[RECORDED INFORMATION — start]
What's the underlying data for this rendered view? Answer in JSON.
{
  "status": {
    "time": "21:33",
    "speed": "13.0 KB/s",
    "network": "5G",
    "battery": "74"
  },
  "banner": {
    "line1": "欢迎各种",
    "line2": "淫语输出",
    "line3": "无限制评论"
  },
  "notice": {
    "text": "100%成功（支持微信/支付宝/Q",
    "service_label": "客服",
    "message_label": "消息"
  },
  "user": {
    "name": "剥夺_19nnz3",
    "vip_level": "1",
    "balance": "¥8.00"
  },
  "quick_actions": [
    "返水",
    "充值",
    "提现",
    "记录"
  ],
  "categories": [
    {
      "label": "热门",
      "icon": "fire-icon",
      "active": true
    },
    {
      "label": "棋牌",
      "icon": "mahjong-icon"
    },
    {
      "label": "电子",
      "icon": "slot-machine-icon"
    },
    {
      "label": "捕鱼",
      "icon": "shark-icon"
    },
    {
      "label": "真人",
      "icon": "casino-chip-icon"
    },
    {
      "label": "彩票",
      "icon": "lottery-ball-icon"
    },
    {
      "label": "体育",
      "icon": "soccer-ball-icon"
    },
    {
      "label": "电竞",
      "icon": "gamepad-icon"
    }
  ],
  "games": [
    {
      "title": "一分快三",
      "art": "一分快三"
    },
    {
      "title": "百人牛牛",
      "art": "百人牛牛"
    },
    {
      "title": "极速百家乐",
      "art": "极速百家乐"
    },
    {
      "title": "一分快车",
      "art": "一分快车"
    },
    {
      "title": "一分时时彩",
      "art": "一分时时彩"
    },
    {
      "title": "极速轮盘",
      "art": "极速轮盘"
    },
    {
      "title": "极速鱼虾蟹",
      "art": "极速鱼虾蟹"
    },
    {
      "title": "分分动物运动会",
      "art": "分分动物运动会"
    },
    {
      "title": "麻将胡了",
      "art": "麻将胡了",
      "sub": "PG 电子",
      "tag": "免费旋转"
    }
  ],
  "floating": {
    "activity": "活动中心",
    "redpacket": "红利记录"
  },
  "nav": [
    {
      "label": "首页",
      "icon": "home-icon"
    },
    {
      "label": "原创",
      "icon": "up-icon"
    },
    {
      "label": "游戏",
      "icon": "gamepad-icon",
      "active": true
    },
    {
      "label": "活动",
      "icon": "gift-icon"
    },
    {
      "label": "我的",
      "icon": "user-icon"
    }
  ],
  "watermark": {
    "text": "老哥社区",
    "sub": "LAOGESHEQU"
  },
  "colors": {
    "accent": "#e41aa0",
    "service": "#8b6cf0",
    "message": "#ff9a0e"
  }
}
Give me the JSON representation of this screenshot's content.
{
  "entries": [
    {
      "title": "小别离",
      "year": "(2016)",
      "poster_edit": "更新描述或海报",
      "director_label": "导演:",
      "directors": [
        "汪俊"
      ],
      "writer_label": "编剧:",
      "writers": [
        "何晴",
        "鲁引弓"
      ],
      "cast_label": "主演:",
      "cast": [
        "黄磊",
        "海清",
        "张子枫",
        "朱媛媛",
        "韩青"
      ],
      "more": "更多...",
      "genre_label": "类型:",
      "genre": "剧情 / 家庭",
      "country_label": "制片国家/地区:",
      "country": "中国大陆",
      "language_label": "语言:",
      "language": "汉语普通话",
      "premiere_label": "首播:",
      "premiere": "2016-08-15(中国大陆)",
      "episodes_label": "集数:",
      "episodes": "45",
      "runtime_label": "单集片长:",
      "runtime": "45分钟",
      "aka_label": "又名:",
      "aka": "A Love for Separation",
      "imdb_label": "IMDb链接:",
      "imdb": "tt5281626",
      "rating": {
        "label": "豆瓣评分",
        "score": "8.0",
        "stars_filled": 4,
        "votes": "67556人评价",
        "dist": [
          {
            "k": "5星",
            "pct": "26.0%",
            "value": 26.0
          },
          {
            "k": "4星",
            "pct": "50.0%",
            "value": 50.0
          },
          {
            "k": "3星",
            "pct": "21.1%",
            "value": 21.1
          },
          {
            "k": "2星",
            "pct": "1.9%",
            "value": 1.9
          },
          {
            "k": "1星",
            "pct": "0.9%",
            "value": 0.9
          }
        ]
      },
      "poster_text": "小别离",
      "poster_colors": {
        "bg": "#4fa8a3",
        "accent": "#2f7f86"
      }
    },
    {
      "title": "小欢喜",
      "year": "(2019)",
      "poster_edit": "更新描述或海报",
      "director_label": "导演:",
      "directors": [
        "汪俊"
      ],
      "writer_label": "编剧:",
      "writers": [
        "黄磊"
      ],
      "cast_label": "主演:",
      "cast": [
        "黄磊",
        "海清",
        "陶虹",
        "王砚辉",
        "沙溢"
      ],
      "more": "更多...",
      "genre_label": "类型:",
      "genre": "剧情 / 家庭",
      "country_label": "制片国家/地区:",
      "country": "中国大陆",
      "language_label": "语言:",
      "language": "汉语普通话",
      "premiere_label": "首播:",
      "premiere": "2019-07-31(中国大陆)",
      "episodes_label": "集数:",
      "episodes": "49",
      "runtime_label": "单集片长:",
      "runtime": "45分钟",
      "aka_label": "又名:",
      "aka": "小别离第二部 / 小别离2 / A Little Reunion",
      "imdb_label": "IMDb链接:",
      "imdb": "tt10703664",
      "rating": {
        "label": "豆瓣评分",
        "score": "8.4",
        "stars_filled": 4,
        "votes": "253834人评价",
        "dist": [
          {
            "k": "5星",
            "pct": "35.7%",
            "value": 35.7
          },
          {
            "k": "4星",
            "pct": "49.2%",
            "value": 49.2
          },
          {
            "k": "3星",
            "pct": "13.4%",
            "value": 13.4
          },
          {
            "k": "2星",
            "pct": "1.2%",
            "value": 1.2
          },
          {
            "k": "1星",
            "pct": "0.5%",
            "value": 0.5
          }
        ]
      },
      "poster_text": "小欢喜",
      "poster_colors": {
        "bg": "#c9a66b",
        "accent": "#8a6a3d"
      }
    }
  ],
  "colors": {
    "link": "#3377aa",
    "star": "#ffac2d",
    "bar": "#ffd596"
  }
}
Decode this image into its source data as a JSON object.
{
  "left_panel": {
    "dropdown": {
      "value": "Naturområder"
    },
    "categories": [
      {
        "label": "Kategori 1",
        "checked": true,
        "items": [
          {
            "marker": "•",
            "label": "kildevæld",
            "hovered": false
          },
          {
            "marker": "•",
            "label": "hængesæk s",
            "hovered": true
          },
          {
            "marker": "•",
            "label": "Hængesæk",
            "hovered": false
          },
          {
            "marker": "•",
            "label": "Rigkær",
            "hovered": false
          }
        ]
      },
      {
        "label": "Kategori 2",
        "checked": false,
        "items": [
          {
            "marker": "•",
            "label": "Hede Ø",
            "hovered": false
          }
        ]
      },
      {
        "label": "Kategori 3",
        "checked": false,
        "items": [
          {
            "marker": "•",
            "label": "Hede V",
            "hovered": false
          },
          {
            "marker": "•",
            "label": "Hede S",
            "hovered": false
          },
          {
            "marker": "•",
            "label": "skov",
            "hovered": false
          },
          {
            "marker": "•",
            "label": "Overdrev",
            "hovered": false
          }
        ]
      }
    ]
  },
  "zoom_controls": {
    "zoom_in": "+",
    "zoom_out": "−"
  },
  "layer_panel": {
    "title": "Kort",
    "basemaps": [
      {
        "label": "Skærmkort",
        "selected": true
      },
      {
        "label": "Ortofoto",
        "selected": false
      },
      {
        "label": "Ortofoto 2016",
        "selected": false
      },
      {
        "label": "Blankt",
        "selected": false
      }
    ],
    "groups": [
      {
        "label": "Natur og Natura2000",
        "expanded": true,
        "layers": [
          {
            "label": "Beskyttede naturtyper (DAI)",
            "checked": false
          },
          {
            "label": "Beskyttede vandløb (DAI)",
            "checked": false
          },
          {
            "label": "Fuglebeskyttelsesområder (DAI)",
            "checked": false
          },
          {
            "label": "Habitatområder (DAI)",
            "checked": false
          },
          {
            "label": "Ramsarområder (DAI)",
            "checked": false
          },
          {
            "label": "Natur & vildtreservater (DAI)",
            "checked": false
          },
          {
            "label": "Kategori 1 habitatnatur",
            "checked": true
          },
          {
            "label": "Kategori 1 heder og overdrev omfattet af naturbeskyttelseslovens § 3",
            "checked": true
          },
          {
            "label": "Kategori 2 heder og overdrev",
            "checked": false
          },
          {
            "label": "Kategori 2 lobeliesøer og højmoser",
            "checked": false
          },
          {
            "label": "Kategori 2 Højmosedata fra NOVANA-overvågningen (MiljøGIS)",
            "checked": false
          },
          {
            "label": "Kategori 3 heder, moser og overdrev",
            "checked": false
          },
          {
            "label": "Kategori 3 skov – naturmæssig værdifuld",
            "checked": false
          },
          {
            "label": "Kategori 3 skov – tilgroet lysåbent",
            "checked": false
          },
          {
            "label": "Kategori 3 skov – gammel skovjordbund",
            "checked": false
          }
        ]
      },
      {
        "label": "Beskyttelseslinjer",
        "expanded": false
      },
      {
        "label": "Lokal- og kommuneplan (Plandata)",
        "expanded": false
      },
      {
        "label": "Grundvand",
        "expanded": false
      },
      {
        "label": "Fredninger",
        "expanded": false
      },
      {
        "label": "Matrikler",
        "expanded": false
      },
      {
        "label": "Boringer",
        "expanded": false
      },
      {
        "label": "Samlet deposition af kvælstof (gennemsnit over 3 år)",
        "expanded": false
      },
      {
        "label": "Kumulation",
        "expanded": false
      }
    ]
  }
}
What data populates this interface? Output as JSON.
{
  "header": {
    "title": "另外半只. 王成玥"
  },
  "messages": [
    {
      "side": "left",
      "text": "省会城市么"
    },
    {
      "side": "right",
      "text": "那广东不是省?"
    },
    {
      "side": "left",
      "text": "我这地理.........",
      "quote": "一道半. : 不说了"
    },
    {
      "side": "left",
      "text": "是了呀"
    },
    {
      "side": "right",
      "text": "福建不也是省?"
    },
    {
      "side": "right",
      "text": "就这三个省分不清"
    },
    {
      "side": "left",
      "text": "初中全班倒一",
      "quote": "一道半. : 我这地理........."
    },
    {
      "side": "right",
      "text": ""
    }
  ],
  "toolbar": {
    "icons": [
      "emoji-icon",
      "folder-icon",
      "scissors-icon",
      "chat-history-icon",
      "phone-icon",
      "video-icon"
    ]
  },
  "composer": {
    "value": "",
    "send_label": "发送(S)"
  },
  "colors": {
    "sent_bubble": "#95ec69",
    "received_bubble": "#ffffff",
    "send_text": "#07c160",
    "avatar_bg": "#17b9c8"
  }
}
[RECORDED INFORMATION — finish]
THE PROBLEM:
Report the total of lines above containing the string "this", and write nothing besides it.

ANSWER BOX:
4